Enough with the baked goods metaphors

I am one of those people trying to watch my weight. Usually this means alternating from binge eating to starvation (alternate days).

But I digress.

The point here is that I am also one of those people that sits in oodles of meetings every month on economic development issues and also reads dozens of articles on said subject matter.

And I am getting tired of the ‘pies’.

You see, just about every meeting these days – despite the politically incorrect posture of flaunting high carb, high fat food in the face of all in view – will include a reference to ‘the pie’. More specifically, somebody or some group wanting their share of ‘the pie’.

So, while one of the eight levels of consciousness in my brain is thinking about strawberry pie or rhubarb pie or mincemeat pie (with ice cream of course!), somebody is pounding a fist on the proverbial table and demanding more pie*.

Big communities or provinces want their ‘share of the pie’ (example Quebec’s aerospace industry). Small communities or provinces what a larger ‘share of the pie’ because the other guy has gotten a larger share for the past 30 years and now has grown fat and thinks he needs a larger share of the pie because he is so large.

Some complain they get almost no pie at all and they are starving (erstwhile bloggers pining for more foreign investment as one example).

Some are having whole pies thrown at them and are now telling the pie throwers to only throw banana cream pies (Brampton, Ontario for example).

Somebody actually used used the ‘pie’ metaphor and ‘sweet’ versus ‘tart’ the other day in a meeting. While I was kind of dozing off at that point, I think he was refering to the side benefits or costs of a various economic development initiative (maybe the proposed refinery – I forget).

The problem with all these pie metaphors is that a) they are not in synch with our new wellness focus (hence distracting) and b) they tend to imply a finite amount of pie (except in the case of Brampton) that we all wrestle over.

If New Brunswick attracted an auto plant, for example, some would say that’s at the expense of southern Ontario (we stole their pie). I, on the other hand, tend to look at it differently. The 37 new auto plants that have set up in the US over the past decade, maybe one could have located here? Would that be at the expense of Ontario?
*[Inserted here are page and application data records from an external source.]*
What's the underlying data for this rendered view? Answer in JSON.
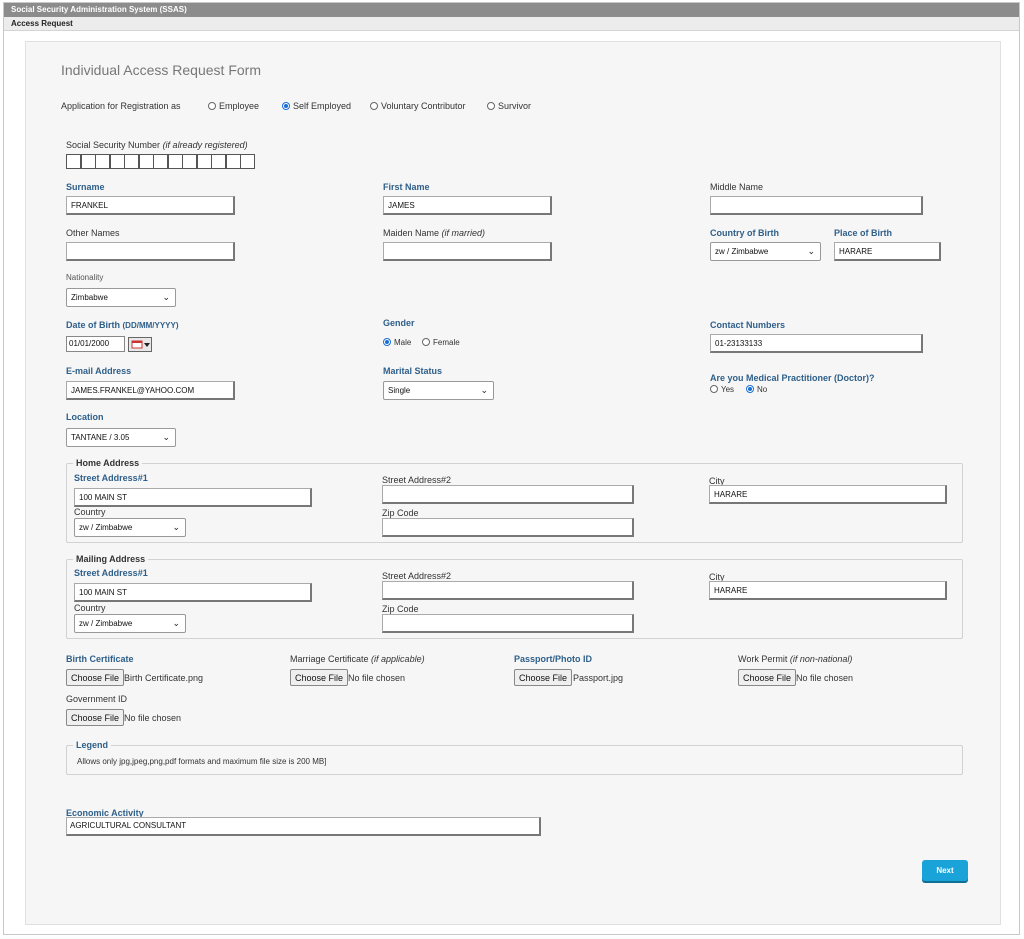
{
  "app": {
    "title": "Social Security Administration System (SSAS)",
    "section": "Access Request"
  },
  "form": {
    "title": "Individual Access Request Form",
    "registration": {
      "label": "Application for Registration as",
      "options": [
        "Employee",
        "Self Employed",
        "Voluntary Contributor",
        "Survivor"
      ],
      "selected": "Self Employed"
    },
    "ssn": {
      "label": "Social Security Number",
      "hint": "(if already registered)",
      "boxes": 13
    },
    "surname": {
      "label": "Surname",
      "value": "FRANKEL"
    },
    "first_name": {
      "label": "First Name",
      "value": "JAMES"
    },
    "middle_name": {
      "label": "Middle Name",
      "value": ""
    },
    "other_names": {
      "label": "Other Names",
      "value": ""
    },
    "maiden_name": {
      "label": "Maiden Name",
      "hint": "(if married)",
      "value": ""
    },
    "country_of_birth": {
      "label": "Country of Birth",
      "value": "zw / Zimbabwe"
    },
    "place_of_birth": {
      "label": "Place of Birth",
      "value": "HARARE"
    },
    "nationality": {
      "label": "Nationality",
      "value": "Zimbabwe"
    },
    "dob": {
      "label": "Date of Birth",
      "format": "(DD/MM/YYYY)",
      "value": "01/01/2000"
    },
    "gender": {
      "label": "Gender",
      "options": [
        "Male",
        "Female"
      ],
      "selected": "Male"
    },
    "contact": {
      "label": "Contact Numbers",
      "value": "01-23133133"
    },
    "email": {
      "label": "E-mail Address",
      "value": "JAMES.FRANKEL@YAHOO.COM"
    },
    "marital": {
      "label": "Marital Status",
      "value": "Single"
    },
    "medical": {
      "label": "Are you Medical Practitioner (Doctor)?",
      "options": [
        "Yes",
        "No"
      ],
      "selected": "No"
    },
    "location": {
      "label": "Location",
      "value": "TANTANE / 3.05"
    },
    "home_address": {
      "legend": "Home Address",
      "street1_label": "Street Address#1",
      "street1": "100 MAIN ST",
      "street2_label": "Street Address#2",
      "street2": "",
      "city_label": "City",
      "city": "HARARE",
      "country_label": "Country",
      "country": "zw / Zimbabwe",
      "zip_label": "Zip Code",
      "zip": ""
    },
    "mailing_address": {
      "legend": "Mailing Address",
      "street1_label": "Street Address#1",
      "street1": "100 MAIN ST",
      "street2_label": "Street Address#2",
      "street2": "",
      "city_label": "City",
      "city": "HARARE",
      "country_label": "Country",
      "country": "zw / Zimbabwe",
      "zip_label": "Zip Code",
      "zip": ""
    },
    "files": {
      "button_label": "Choose File",
      "birth_certificate": {
        "label": "Birth Certificate",
        "file": "Birth Certificate.png"
      },
      "marriage_certificate": {
        "label": "Marriage Certificate",
        "hint": "(if applicable)",
        "file": "No file chosen"
      },
      "passport": {
        "label": "Passport/Photo ID",
        "file": "Passport.jpg"
      },
      "work_permit": {
        "label": "Work Permit",
        "hint": "(if non-national)",
        "file": "No file chosen"
      },
      "government_id": {
        "label": "Government ID",
        "file": "No file chosen"
      }
    },
    "legend_box": {
      "title": "Legend",
      "text": "Allows only jpg,jpeg,png,pdf formats and maximum file size is 200 MB]"
    },
    "economic_activity": {
      "label": "Economic Activity",
      "value": "AGRICULTURAL CONSULTANT"
    },
    "next_label": "Next"
  },
  "colors": {
    "label_blue": "#2e5f8a",
    "titlebar": "#8c8c8c",
    "next_button": "#1aa3d8",
    "radio_selected": "#1a6fd6"
  },
  "icons": [
    "chevron-down-icon",
    "calendar-icon"
  ]
}
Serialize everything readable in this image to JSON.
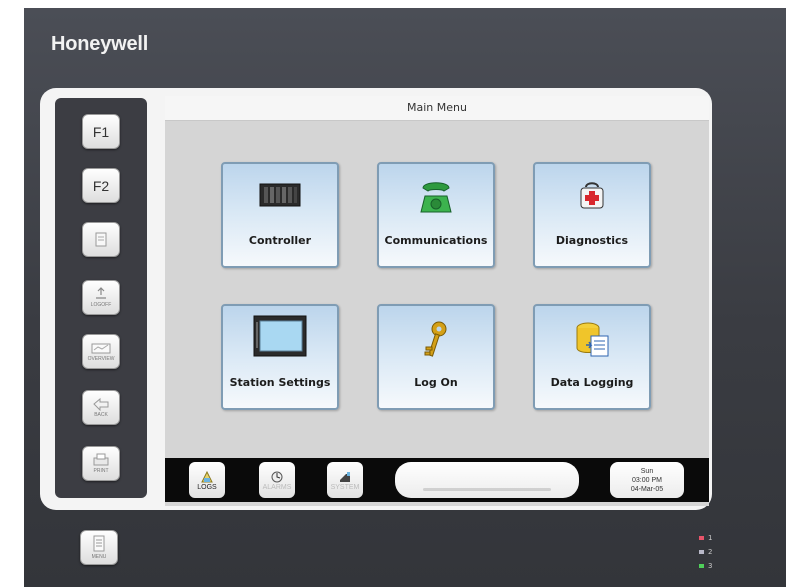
{
  "brand": "Honeywell",
  "screen_title": "Main Menu",
  "function_keys": [
    {
      "label": "F1",
      "icon": "f1-key"
    },
    {
      "label": "F2",
      "icon": "f2-key"
    },
    {
      "label": "",
      "icon": "page-icon"
    },
    {
      "label": "LOGOFF",
      "icon": "logoff-icon"
    },
    {
      "label": "OVERVIEW",
      "icon": "overview-icon"
    },
    {
      "label": "BACK",
      "icon": "back-icon"
    },
    {
      "label": "PRINT",
      "icon": "print-icon"
    }
  ],
  "menu_key": {
    "label": "MENU",
    "icon": "menu-icon"
  },
  "tiles": [
    {
      "label": "Controller",
      "icon": "controller-icon"
    },
    {
      "label": "Communications",
      "icon": "telephone-icon"
    },
    {
      "label": "Diagnostics",
      "icon": "first-aid-kit-icon"
    },
    {
      "label": "Station Settings",
      "icon": "display-panel-icon"
    },
    {
      "label": "Log On",
      "icon": "key-icon"
    },
    {
      "label": "Data Logging",
      "icon": "data-log-icon"
    }
  ],
  "taskbar": {
    "logs_label": "LOGS",
    "alarm_label": "ALARMS",
    "system_label": "SYSTEM"
  },
  "clock": {
    "day": "Sun",
    "time": "03:00 PM",
    "date": "04-Mar-05"
  },
  "leds": [
    {
      "label": "1",
      "color": "#e8546a"
    },
    {
      "label": "2",
      "color": "#b8b8c8"
    },
    {
      "label": "3",
      "color": "#4fcf5a"
    }
  ]
}
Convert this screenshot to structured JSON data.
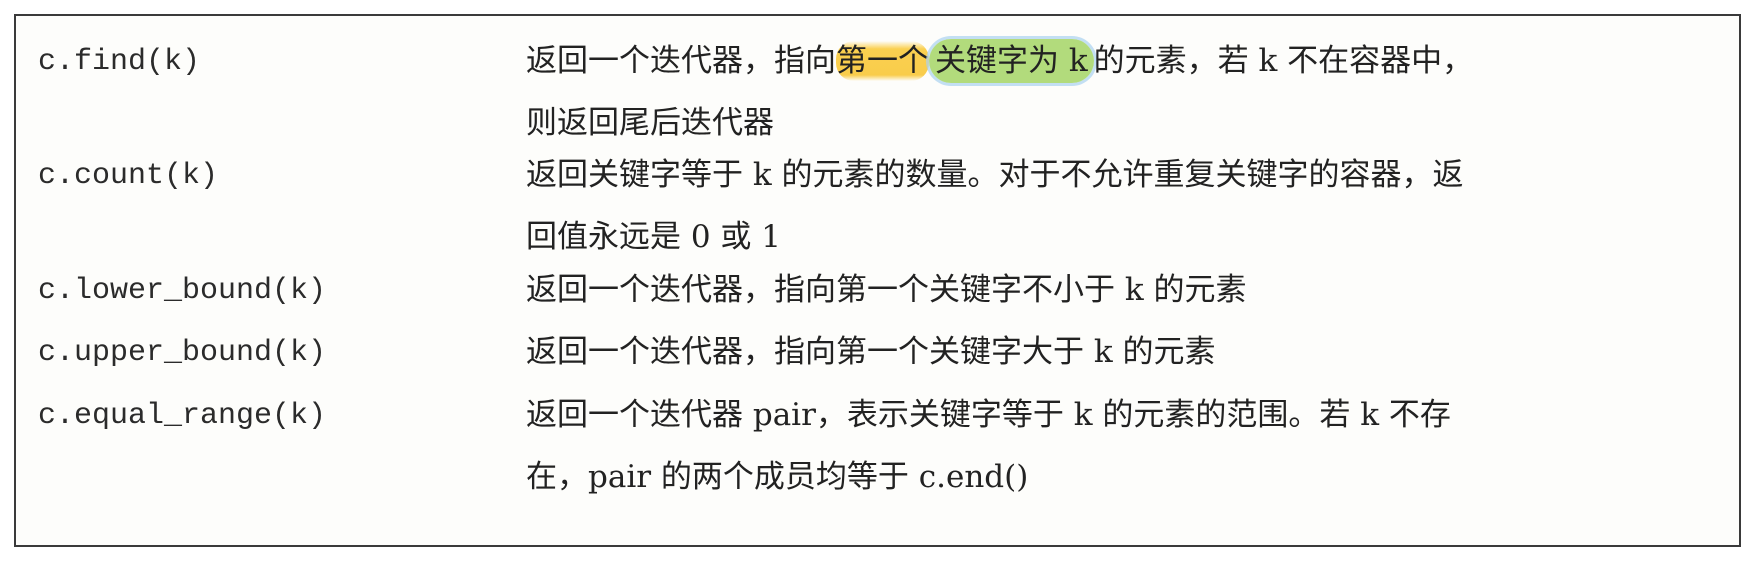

I think NB needs oodles more pie – er foreign business investment – but not at the expense of anywhere else in Canada – per se. If Canada attracts x billion in foreign investment each year without NB on the train, I think we need to attract x2 with NB on the train and then everyone wins.

Bigger pies is the goal here (presumably low fat and sweetened with Splenda).

I think I’ll go to the Homestead in Riverview for lunch. I might just have a piece of pie.

*It’s a bit like the Robert Munsch story “More Pies“. One of the side benefits of having three young children. You get to read hundreds of Munsch stories.